A perfect mapset can be created with one of several electronic mapping programs, which are available online or as desktop software. But this process is time consuming: the mapset must be created, exported as printable files (e.g. JPG’s), and then printed. I usually have my maps printed professionally, which assures that the fine detail is preserved and that they maps are resistant to bleeding/smudging and flaking. I have used consumer-grade printers for maps before but I have never been pleased with the results: the quality is disappointing and the process is slow; the cost savings are minor after accounting for map paper, ink, and time.
I have a lot of experience with TOPO!, which has some quirks but which is functional. I can’t comment on the MapTech or iGage packages. I have used TopoZone.com and I cannot imagine trying to develop a mapset with it. There are free online map databases from TerraServer and numerous universities and state agencies, but I have intentionally avoided them—again, I think it would be frustrating and time-consuming to develop a comprehensive mapset with them.
For the SHR, I created the “perfect mapset” that I outlined above.
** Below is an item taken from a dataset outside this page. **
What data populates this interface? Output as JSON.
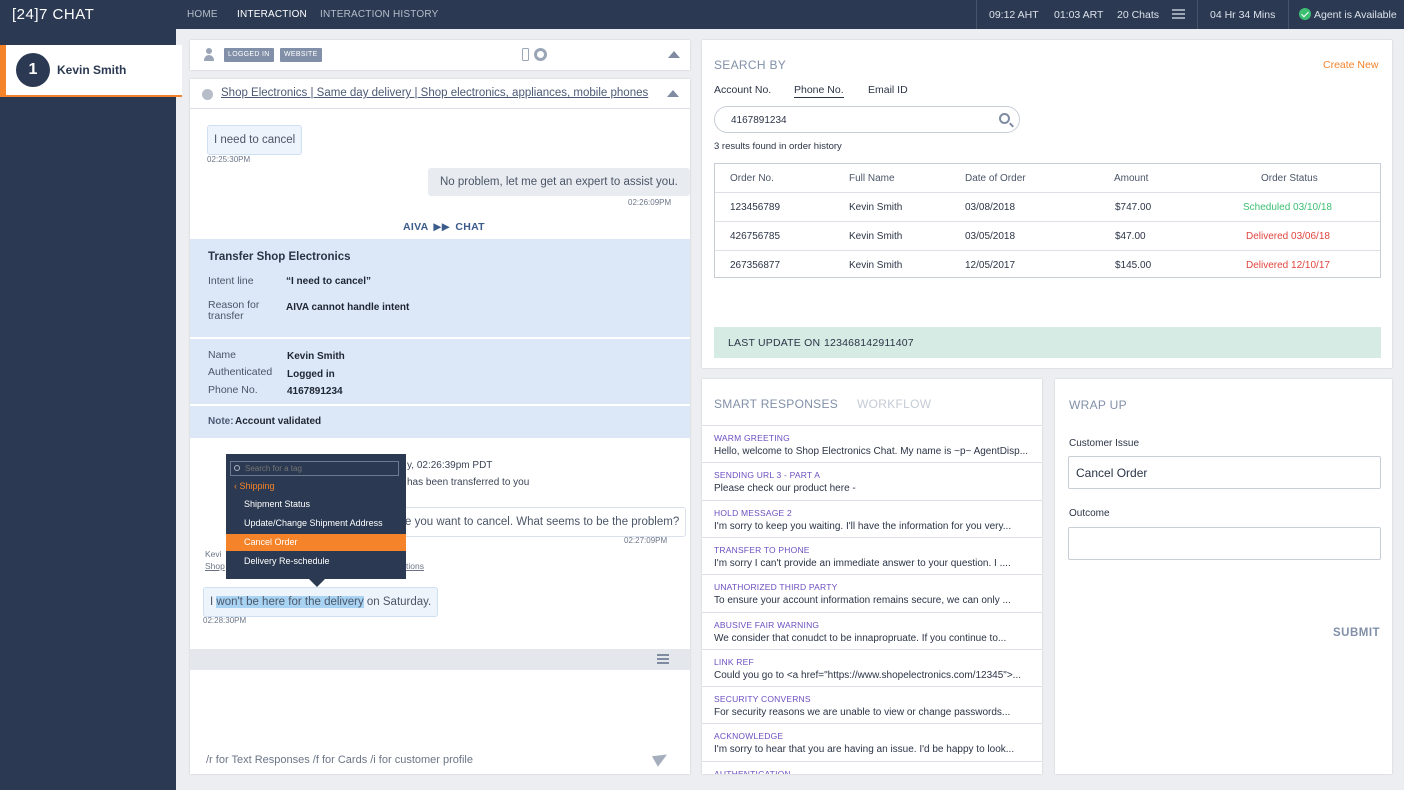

I printed both mapsets in color on 11×17 double-sided sheets,. The technical mapset was at a scale of about 1:24,000 and the overview maps at 1:100,000. Because the largest export size offered by TOPO! is 8.5×11, I had to export the maps at a scale of ~1:29,000. Buzz and I were both extremely pleased with the results.